Recently in my hometown of Flemington, a Republican member of the Borough Council, called for clean and ethical campaigns in the coming fall elections. Great idea, I thought. Ironic, though, when called for by the Republican Party.
The Councilmember stated [in the May 17th Hunterdon County Democrat newspaper] that he would like to see the Council draft a resolution in support of ethical campaigning; that the Council ban taking campaign money from “state organizations, county organizations or even private organizations because that money comes with strings attached.” While I agree with the sentiment he expressed, I was wondering if he understood the irony: The irony, of course, was that it was his Republican Party that had acted in the fall elections in the manner he found so offensive. It was his Party that made allegations of corruption that they knew were not true when they said it, said it anyway, and the newspapers declared were not true, also. His Party, not the Democratic Party.
It was his Party which took substantial cash from a local attorney, and then rewarded him with a job as the Flemington Public Defender, and a place in the New Jersey pension system----those were the "strings attached”.
It was his Republican Party that over the years rewarded a local business owner with an economic development consultant contract worth close to $80,000 in return for her support in recent elections. More strings attached.
It was his Party which engaged in the campaign that the Courier News called the “nastiest ever” in Flemington ---- using Karl Rovian-type baseless personal attacks on the integrity and veracity of his Party’s Democratic opponents.
And it was his Party’s candidate who refused to sign an ethical campaign pledge in the February 2006 special election. His Party spent thousands more than the Democratic Party candidates, and moved political campaign cash around from the County Clerk’s campaign to the local Flemington campaign.
So, I think the answer to his concerns are, first, cleaning up the mess in his own Republican Party, and then see what the Borough Council can do. Such is the irony.
In the last quarter century, the American voting public has seen a disturbing trend take place: An alarming decrease in the percentage of those who are registered to vote going to the polls on Election Day. According to David Wallechinsky in Parade Magazine, "One of the more shocking statistics also relates to elections.

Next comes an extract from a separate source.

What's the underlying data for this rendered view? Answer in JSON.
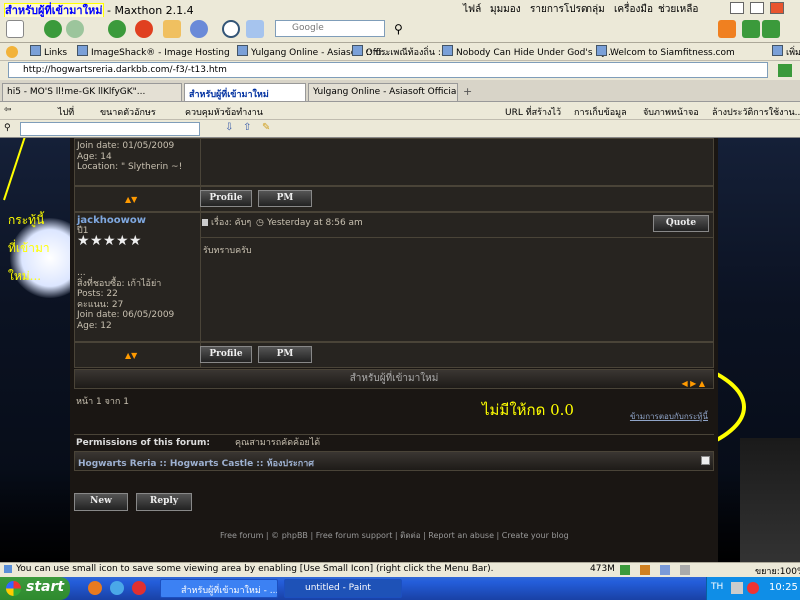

In a recent survey of the percentage of voting-age citizens who actually cast a ballot in their country’s elections, the United States ranked only 139th out of the 172 nations that held elections." There is an equally alarming increase in the negative tone of campaigning and 'politics of personal destruction' in federal, state and especially in local campaigns. Such was the type of campaign conducted by his Party in Flemington.
I truly believe that in order to change this, we must begin locally at the grass roots level---within each political party.
Basic retail politics in local elections in Flemington used to be the traditional knocking on your neighbor's door, handing out flyers with good ideas for your community, and attending coffee gatherings in the local church or temple meeting room or school community room.
Unfortunately, this has been replaced by the same kind of negative tone and broad-based personal attacks that is typical of the 'Karl Rove/Swiftboat’ variety of campaigning in national elections. And that is not good. There are several things that residents can do right away:
Demand debates by local candidates, sponsored by the League of Women Voters. Letters to the Editor of the local community newspaper requesting in depth coverage of the local race and debate. A voluntary 'Truth in Campaigning' state-wide statute or local ordinance. Fair campaign practices. A "Clean Campaign Pledge" signed by the candidates. For some really great ideas, see an article by Seton Hall Law School Prof. Paula A. Franzese, the Chair of the New Jersey State Ethics Commission, at: http://www.cleancampaigns.net/3.html
Your elected officials, your local newspaper, and your neighbors can all be persuaded to do the right thing---and require the highest standards in New Jersey for clean political campaigns in local elections.